§ TASK TO COMPLETE
Extract all lines that hold "name" from the records below.

(Items from an interface collection)
▼
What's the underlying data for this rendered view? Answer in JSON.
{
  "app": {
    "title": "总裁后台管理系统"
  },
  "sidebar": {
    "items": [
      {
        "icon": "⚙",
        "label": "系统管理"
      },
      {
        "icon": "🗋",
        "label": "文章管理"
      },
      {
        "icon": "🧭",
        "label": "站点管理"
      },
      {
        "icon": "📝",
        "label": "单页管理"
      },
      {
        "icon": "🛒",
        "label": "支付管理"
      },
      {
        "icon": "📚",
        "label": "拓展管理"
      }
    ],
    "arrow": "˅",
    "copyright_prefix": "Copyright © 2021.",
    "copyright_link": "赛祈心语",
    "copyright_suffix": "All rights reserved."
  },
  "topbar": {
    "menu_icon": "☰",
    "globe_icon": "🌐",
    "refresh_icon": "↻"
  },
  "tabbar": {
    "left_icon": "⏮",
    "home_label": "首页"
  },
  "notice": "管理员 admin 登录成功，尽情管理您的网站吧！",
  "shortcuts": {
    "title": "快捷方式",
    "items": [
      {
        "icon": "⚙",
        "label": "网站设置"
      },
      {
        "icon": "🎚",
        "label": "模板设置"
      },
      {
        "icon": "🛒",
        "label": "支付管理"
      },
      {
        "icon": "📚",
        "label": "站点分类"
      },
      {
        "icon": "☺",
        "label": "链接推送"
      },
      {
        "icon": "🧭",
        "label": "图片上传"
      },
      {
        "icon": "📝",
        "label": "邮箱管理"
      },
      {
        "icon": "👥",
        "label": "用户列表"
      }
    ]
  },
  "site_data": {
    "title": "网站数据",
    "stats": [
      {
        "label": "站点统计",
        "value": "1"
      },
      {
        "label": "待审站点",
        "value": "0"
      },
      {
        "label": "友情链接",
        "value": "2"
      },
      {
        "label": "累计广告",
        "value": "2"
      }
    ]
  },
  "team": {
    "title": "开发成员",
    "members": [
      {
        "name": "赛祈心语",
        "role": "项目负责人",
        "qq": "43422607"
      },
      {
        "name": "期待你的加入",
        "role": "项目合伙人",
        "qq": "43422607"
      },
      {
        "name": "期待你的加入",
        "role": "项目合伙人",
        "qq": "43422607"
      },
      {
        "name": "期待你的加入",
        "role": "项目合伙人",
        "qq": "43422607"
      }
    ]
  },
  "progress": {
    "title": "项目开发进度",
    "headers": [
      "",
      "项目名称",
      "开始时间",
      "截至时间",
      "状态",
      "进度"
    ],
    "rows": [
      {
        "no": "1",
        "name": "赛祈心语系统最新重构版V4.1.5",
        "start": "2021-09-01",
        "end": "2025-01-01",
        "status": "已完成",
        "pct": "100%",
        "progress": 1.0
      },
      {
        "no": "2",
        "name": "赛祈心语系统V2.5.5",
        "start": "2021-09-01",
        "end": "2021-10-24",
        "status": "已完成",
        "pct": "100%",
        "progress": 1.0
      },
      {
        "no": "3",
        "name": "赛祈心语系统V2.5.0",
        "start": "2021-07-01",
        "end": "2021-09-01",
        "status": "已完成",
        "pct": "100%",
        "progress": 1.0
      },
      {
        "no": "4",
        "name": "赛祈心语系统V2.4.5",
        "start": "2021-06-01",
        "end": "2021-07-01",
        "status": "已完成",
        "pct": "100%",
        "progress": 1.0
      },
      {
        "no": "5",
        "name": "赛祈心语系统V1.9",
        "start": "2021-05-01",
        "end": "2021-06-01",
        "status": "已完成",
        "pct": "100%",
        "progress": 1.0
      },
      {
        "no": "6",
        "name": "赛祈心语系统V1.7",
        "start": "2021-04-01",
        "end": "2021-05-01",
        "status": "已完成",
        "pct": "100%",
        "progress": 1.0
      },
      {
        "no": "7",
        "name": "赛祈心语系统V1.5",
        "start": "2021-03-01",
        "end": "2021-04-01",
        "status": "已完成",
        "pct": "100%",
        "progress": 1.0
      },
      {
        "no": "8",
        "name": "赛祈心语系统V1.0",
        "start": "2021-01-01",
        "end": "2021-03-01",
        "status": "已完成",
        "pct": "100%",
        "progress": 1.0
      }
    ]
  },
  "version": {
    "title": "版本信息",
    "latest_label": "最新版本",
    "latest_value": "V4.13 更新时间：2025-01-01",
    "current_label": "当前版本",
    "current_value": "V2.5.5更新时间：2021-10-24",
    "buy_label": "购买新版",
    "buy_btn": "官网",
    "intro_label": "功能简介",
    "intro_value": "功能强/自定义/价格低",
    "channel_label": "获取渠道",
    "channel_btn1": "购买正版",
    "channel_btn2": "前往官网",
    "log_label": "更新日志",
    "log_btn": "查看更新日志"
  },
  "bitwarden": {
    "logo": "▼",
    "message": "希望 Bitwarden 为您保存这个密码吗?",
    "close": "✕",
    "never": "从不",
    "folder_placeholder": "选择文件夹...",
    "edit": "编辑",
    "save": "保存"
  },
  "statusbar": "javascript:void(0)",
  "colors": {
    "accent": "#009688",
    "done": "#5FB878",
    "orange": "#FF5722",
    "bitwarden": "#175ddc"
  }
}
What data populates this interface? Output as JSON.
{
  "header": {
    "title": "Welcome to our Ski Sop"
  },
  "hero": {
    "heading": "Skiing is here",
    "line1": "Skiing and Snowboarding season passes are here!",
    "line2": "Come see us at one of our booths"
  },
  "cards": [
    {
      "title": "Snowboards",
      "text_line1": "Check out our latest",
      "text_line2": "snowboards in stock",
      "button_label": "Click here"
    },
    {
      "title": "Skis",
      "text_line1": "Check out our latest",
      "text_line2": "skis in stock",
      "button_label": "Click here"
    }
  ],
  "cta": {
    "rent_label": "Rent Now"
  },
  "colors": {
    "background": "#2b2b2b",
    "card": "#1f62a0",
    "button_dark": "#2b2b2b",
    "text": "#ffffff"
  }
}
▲
§ ANSWER BELOW
        "name": "赛祈心语",
        "name": "期待你的加入",
        "name": "期待你的加入",
        "name": "期待你的加入",
        "name": "赛祈心语系统最新重构版V4.1.5",
        "name": "赛祈心语系统V2.5.5",
        "name": "赛祈心语系统V2.5.0",
        "name": "赛祈心语系统V2.4.5",
        "name": "赛祈心语系统V1.9",
        "name": "赛祈心语系统V1.7",
        "name": "赛祈心语系统V1.5",
        "name": "赛祈心语系统V1.0",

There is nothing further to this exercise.